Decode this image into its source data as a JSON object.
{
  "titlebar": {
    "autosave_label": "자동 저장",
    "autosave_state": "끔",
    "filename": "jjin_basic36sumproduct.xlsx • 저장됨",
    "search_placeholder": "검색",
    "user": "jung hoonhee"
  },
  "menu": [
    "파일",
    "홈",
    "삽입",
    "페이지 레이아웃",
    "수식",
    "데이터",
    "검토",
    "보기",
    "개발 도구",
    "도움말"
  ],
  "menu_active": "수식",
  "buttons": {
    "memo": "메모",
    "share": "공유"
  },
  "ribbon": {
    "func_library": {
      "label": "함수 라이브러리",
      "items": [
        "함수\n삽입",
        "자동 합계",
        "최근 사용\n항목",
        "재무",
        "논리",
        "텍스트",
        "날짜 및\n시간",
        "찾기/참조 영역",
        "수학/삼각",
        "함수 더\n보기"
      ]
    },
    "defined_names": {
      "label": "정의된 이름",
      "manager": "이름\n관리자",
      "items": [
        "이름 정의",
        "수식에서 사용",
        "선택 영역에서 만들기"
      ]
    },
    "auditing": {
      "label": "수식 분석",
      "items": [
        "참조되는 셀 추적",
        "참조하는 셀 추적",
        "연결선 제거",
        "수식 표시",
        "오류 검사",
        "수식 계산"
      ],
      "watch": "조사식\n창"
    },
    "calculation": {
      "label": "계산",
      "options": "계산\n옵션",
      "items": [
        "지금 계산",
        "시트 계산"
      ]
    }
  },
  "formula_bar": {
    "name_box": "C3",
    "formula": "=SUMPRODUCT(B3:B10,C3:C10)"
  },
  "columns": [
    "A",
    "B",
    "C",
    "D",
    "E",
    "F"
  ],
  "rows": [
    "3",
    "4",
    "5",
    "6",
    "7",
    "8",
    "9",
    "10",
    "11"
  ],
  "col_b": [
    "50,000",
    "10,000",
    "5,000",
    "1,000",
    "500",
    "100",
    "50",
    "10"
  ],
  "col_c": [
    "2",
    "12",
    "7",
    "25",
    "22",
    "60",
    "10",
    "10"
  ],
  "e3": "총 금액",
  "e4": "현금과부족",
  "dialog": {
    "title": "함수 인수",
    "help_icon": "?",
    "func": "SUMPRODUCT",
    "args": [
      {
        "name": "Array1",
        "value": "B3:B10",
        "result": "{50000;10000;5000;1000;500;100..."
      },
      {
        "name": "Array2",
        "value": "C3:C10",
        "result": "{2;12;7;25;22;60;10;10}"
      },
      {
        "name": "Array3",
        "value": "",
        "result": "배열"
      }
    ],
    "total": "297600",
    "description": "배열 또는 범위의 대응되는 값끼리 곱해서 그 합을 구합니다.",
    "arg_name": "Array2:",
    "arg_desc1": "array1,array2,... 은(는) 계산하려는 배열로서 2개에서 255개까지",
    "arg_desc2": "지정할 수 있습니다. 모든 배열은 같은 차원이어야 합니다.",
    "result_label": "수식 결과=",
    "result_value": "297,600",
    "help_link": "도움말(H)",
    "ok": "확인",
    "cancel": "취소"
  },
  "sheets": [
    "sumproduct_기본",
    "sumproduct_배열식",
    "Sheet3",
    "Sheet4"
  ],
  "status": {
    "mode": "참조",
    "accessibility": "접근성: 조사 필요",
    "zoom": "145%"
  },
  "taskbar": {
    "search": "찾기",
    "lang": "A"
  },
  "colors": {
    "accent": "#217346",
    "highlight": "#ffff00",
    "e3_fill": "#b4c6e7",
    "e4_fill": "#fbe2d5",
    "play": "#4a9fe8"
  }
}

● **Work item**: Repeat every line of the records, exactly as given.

● **Result of the exercise**:
Decode this image into its source data as a JSON object.
{
  "titlebar": {
    "autosave_label": "자동 저장",
    "autosave_state": "끔",
    "filename": "jjin_basic36sumproduct.xlsx • 저장됨",
    "search_placeholder": "검색",
    "user": "jung hoonhee"
  },
  "menu": [
    "파일",
    "홈",
    "삽입",
    "페이지 레이아웃",
    "수식",
    "데이터",
    "검토",
    "보기",
    "개발 도구",
    "도움말"
  ],
  "menu_active": "수식",
  "buttons": {
    "memo": "메모",
    "share": "공유"
  },
  "ribbon": {
    "func_library": {
      "label": "함수 라이브러리",
      "items": [
        "함수\n삽입",
        "자동 합계",
        "최근 사용\n항목",
        "재무",
        "논리",
        "텍스트",
        "날짜 및\n시간",
        "찾기/참조 영역",
        "수학/삼각",
        "함수 더\n보기"
      ]
    },
    "defined_names": {
      "label": "정의된 이름",
      "manager": "이름\n관리자",
      "items": [
        "이름 정의",
        "수식에서 사용",
        "선택 영역에서 만들기"
      ]
    },
    "auditing": {
      "label": "수식 분석",
      "items": [
        "참조되는 셀 추적",
        "참조하는 셀 추적",
        "연결선 제거",
        "수식 표시",
        "오류 검사",
        "수식 계산"
      ],
      "watch": "조사식\n창"
    },
    "calculation": {
      "label": "계산",
      "options": "계산\n옵션",
      "items": [
        "지금 계산",
        "시트 계산"
      ]
    }
  },
  "formula_bar": {
    "name_box": "C3",
    "formula": "=SUMPRODUCT(B3:B10,C3:C10)"
  },
  "columns": [
    "A",
    "B",
    "C",
    "D",
    "E",
    "F"
  ],
  "rows": [
    "3",
    "4",
    "5",
    "6",
    "7",
    "8",
    "9",
    "10",
    "11"
  ],
  "col_b": [
    "50,000",
    "10,000",
    "5,000",
    "1,000",
    "500",
    "100",
    "50",
    "10"
  ],
  "col_c": [
    "2",
    "12",
    "7",
    "25",
    "22",
    "60",
    "10",
    "10"
  ],
  "e3": "총 금액",
  "e4": "현금과부족",
  "dialog": {
    "title": "함수 인수",
    "help_icon": "?",
    "func": "SUMPRODUCT",
    "args": [
      {
        "name": "Array1",
        "value": "B3:B10",
        "result": "{50000;10000;5000;1000;500;100..."
      },
      {
        "name": "Array2",
        "value": "C3:C10",
        "result": "{2;12;7;25;22;60;10;10}"
      },
      {
        "name": "Array3",
        "value": "",
        "result": "배열"
      }
    ],
    "total": "297600",
    "description": "배열 또는 범위의 대응되는 값끼리 곱해서 그 합을 구합니다.",
    "arg_name": "Array2:",
    "arg_desc1": "array1,array2,... 은(는) 계산하려는 배열로서 2개에서 255개까지",
    "arg_desc2": "지정할 수 있습니다. 모든 배열은 같은 차원이어야 합니다.",
    "result_label": "수식 결과=",
    "result_value": "297,600",
    "help_link": "도움말(H)",
    "ok": "확인",
    "cancel": "취소"
  },
  "sheets": [
    "sumproduct_기본",
    "sumproduct_배열식",
    "Sheet3",
    "Sheet4"
  ],
  "status": {
    "mode": "참조",
    "accessibility": "접근성: 조사 필요",
    "zoom": "145%"
  },
  "taskbar": {
    "search": "찾기",
    "lang": "A"
  },
  "colors": {
    "accent": "#217346",
    "highlight": "#ffff00",
    "e3_fill": "#b4c6e7",
    "e4_fill": "#fbe2d5",
    "play": "#4a9fe8"
  }
}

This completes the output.